There are a slew of other experiments at sites like Steve Spangler Science and Science Bob to help your students get into the study of science and get the most out of your lessons.


Math manipulatives rock. With a room full of hands-on learners, manipulatives help them to visualize concepts as they learn so that the lessons really stick. Some of my favorites are the Teddy Gram weights and the counting cubes.


Even my older students get a kick out of using these visuals when they get stuck on a lesson. There are other interactive ways to teach math in the classroom that work for me as well, such as:

  • Math Bingo - I write a simple equation on the board, and the students mark the correct answer on their card. The first to get a bingo wins a prize!
  • Math Race - On the board is a series of equations. Students run relay races to see which team can get the most answers in the time allotted.
  • Online Options - Everyone is online these days - including PBS! PBSkids.org is a great site with activities for learners of all ages and is a great reward for those relay racers who finish fast.

Check out resources like Education World and Scholastic for more inexpensive ideas to help your students love to learn math.


Arts and crafts are a wonderful time for students to express themselves and explore new media.


With the help of parent volunteers and donated materials, we've managed to create our own gallery of stunning works with projects like these:

Impressions of the Garden

Using cheap kaleidoscopes from the party store, the students look out the window or into the school's garden and paint the distorted views like an impressionist. This is ideal for young painters who lack skill because the painting isn't expected to look like the view at all, just their impression of it.

Stained Glass Sun Catchers

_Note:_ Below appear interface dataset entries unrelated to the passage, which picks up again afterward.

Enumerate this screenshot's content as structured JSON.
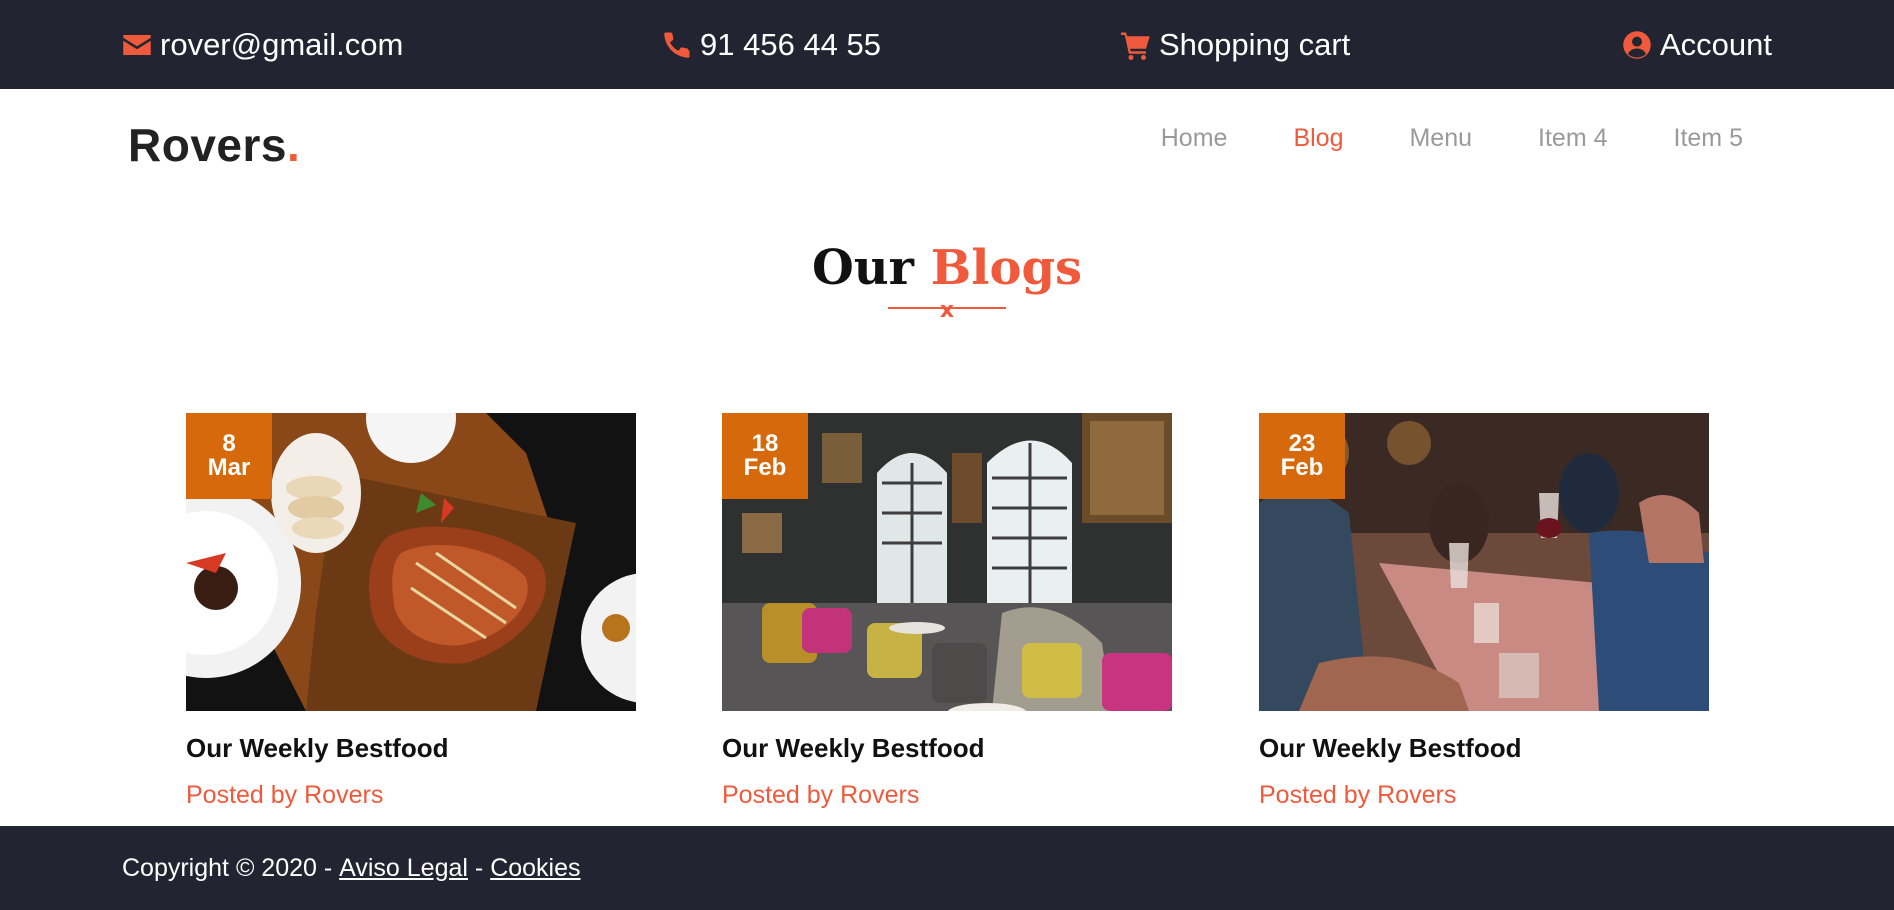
{
  "topbar": {
    "email": "rover@gmail.com",
    "phone": "91 456 44 55",
    "cart": "Shopping cart",
    "account": "Account",
    "icons": [
      "envelope-icon",
      "phone-icon",
      "cart-icon",
      "user-circle-icon"
    ],
    "icon_color": "#f05a3c",
    "background": "#222531"
  },
  "brand": {
    "name": "Rovers",
    "dot": "."
  },
  "nav": {
    "items": [
      "Home",
      "Blog",
      "Menu",
      "Item 4",
      "Item 5"
    ],
    "active": "Blog",
    "active_color": "#f05a3c"
  },
  "section": {
    "title_plain": "Our",
    "title_accent": "Blogs",
    "divider_mark": "x"
  },
  "posts": [
    {
      "day": "8",
      "month": "Mar",
      "title": "Our Weekly Bestfood",
      "meta": "Posted by Rovers",
      "image": "grilled-food-on-board-image"
    },
    {
      "day": "18",
      "month": "Feb",
      "title": "Our Weekly Bestfood",
      "meta": "Posted by Rovers",
      "image": "restaurant-interior-image"
    },
    {
      "day": "23",
      "month": "Feb",
      "title": "Our Weekly Bestfood",
      "meta": "Posted by Rovers",
      "image": "friends-dining-image"
    }
  ],
  "badge_color": "#d6690b",
  "footer": {
    "copyright": "Copyright © 2020 -",
    "link1": "Aviso Legal",
    "separator": "-",
    "link2": "Cookies"
  }
}
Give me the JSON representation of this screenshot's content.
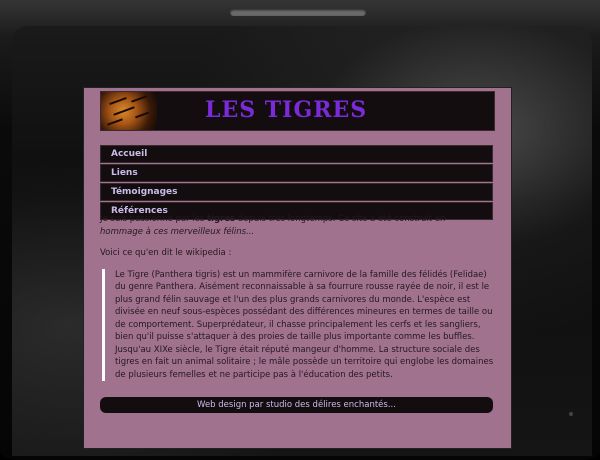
{
  "site": {
    "banner_title": "LES TIGRES",
    "nav": [
      {
        "label": "Accueil"
      },
      {
        "label": "Liens"
      },
      {
        "label": "Témoignages"
      },
      {
        "label": "Références"
      }
    ],
    "intro_line1_a": "Je suis passionné par les ",
    "intro_line1_b": "tigres",
    "intro_line1_c": " depuis très longtemps. Ce site a été construit en",
    "intro_line2": "hommage à ces merveilleux félins...",
    "wiki_intro": "Voici ce qu'en dit le wikipedia :",
    "quote": "Le Tigre (Panthera tigris) est un mammifère carnivore de la famille des félidés (Felidae) du genre Panthera. Aisément reconnaissable à sa fourrure rousse rayée de noir, il est le plus grand félin sauvage et l'un des plus grands carnivores du monde. L'espèce est divisée en neuf sous-espèces possédant des différences mineures en termes de taille ou de comportement. Superprédateur, il chasse principalement les cerfs et les sangliers, bien qu'il puisse s'attaquer à des proies de taille plus importante comme les buffles. Jusqu'au XIXe siècle, le Tigre était réputé mangeur d'homme. La structure sociale des tigres en fait un animal solitaire ; le mâle possède un territoire qui englobe les domaines de plusieurs femelles et ne participe pas à l'éducation des petits.",
    "footer": "Web design par studio des délires enchantés..."
  }
}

Apply a fairly thick layer of Elmer's glue to a paper plate then add a few drops of craft paint. Give the kids paintbrushes, sticks, Q-tips, or some other tool and allow them to create pleasing designs in the goo. Allow it to dry (it may take a day or more) then peel them up and hold them up to the light for a stunning display they can fold, bend, or cut into interesting shapes.

Negative Space Designs

Lay masking tape down on a piece of craft paper. Provide students paints in their chosen colors and brushes, sponges, potatoes, or some other tool and allow them to cover the paper. Then, remove the tape while the paint is wet to see how their image looks with the tape and part of the design gone.

Of course, Pinterest has a billion ideas for craft and painting activities that will keep your little artists busy for hours. If you're creative, you can even work in other subjects and make the lessons overlap.

Keep Exploring

There are so many other projects we have enjoyed over the years, including acting out our favorite stories for literature, writing poetry, creating board games of famous battles, building tiny colonial villages, creating maps of fictional towns, and others. The only limit is your imagination and the time you have to devote to planning a classroom activity that will have your students begging for more. Explore your options, ask your families for donations and volunteer time, and get busy getting your students actively involved in learning. You won't be sorry you did.

By Patricia Willis
January 2017
opinion classroom projects

Never miss an update